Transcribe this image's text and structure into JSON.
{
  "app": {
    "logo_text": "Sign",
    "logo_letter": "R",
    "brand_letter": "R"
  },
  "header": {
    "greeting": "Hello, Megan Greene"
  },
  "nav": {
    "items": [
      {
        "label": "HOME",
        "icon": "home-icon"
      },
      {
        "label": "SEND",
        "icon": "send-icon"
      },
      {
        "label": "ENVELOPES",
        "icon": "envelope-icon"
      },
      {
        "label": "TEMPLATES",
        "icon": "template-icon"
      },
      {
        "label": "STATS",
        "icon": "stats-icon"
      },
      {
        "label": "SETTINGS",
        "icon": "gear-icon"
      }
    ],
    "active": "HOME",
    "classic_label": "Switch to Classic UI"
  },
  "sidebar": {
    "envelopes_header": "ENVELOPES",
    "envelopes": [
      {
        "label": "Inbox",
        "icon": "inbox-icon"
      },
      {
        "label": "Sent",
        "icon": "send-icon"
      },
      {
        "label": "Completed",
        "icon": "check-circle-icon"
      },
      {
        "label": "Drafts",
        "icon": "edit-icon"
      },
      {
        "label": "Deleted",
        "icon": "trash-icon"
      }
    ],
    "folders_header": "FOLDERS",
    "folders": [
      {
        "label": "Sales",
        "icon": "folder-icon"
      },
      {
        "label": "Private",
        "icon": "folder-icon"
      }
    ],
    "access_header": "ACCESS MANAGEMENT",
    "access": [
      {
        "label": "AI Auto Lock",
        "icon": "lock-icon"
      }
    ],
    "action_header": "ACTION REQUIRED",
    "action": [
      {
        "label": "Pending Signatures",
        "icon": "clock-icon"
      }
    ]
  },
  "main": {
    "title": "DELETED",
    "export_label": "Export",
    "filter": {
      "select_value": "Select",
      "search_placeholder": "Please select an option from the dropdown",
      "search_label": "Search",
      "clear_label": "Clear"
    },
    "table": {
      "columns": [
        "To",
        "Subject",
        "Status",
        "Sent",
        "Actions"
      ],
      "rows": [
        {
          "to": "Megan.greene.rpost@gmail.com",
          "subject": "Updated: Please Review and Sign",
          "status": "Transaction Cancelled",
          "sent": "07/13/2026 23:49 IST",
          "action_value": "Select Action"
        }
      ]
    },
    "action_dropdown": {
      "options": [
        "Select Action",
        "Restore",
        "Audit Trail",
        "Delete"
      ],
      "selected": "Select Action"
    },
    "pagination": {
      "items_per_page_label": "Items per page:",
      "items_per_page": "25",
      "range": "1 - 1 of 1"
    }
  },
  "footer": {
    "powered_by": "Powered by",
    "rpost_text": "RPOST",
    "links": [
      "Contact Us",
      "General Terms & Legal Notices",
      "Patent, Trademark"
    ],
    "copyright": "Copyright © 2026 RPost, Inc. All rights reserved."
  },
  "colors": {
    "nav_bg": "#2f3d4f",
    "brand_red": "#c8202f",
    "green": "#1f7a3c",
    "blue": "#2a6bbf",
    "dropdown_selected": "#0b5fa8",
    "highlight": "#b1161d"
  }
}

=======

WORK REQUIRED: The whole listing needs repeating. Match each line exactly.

TASK RESPONSE:
Transcribe this image's text and structure into JSON.
{
  "app": {
    "logo_text": "Sign",
    "logo_letter": "R",
    "brand_letter": "R"
  },
  "header": {
    "greeting": "Hello, Megan Greene"
  },
  "nav": {
    "items": [
      {
        "label": "HOME",
        "icon": "home-icon"
      },
      {
        "label": "SEND",
        "icon": "send-icon"
      },
      {
        "label": "ENVELOPES",
        "icon": "envelope-icon"
      },
      {
        "label": "TEMPLATES",
        "icon": "template-icon"
      },
      {
        "label": "STATS",
        "icon": "stats-icon"
      },
      {
        "label": "SETTINGS",
        "icon": "gear-icon"
      }
    ],
    "active": "HOME",
    "classic_label": "Switch to Classic UI"
  },
  "sidebar": {
    "envelopes_header": "ENVELOPES",
    "envelopes": [
      {
        "label": "Inbox",
        "icon": "inbox-icon"
      },
      {
        "label": "Sent",
        "icon": "send-icon"
      },
      {
        "label": "Completed",
        "icon": "check-circle-icon"
      },
      {
        "label": "Drafts",
        "icon": "edit-icon"
      },
      {
        "label": "Deleted",
        "icon": "trash-icon"
      }
    ],
    "folders_header": "FOLDERS",
    "folders": [
      {
        "label": "Sales",
        "icon": "folder-icon"
      },
      {
        "label": "Private",
        "icon": "folder-icon"
      }
    ],
    "access_header": "ACCESS MANAGEMENT",
    "access": [
      {
        "label": "AI Auto Lock",
        "icon": "lock-icon"
      }
    ],
    "action_header": "ACTION REQUIRED",
    "action": [
      {
        "label": "Pending Signatures",
        "icon": "clock-icon"
      }
    ]
  },
  "main": {
    "title": "DELETED",
    "export_label": "Export",
    "filter": {
      "select_value": "Select",
      "search_placeholder": "Please select an option from the dropdown",
      "search_label": "Search",
      "clear_label": "Clear"
    },
    "table": {
      "columns": [
        "To",
        "Subject",
        "Status",
        "Sent",
        "Actions"
      ],
      "rows": [
        {
          "to": "Megan.greene.rpost@gmail.com",
          "subject": "Updated: Please Review and Sign",
          "status": "Transaction Cancelled",
          "sent": "07/13/2026 23:49 IST",
          "action_value": "Select Action"
        }
      ]
    },
    "action_dropdown": {
      "options": [
        "Select Action",
        "Restore",
        "Audit Trail",
        "Delete"
      ],
      "selected": "Select Action"
    },
    "pagination": {
      "items_per_page_label": "Items per page:",
      "items_per_page": "25",
      "range": "1 - 1 of 1"
    }
  },
  "footer": {
    "powered_by": "Powered by",
    "rpost_text": "RPOST",
    "links": [
      "Contact Us",
      "General Terms & Legal Notices",
      "Patent, Trademark"
    ],
    "copyright": "Copyright © 2026 RPost, Inc. All rights reserved."
  },
  "colors": {
    "nav_bg": "#2f3d4f",
    "brand_red": "#c8202f",
    "green": "#1f7a3c",
    "blue": "#2a6bbf",
    "dropdown_selected": "#0b5fa8",
    "highlight": "#b1161d"
  }
}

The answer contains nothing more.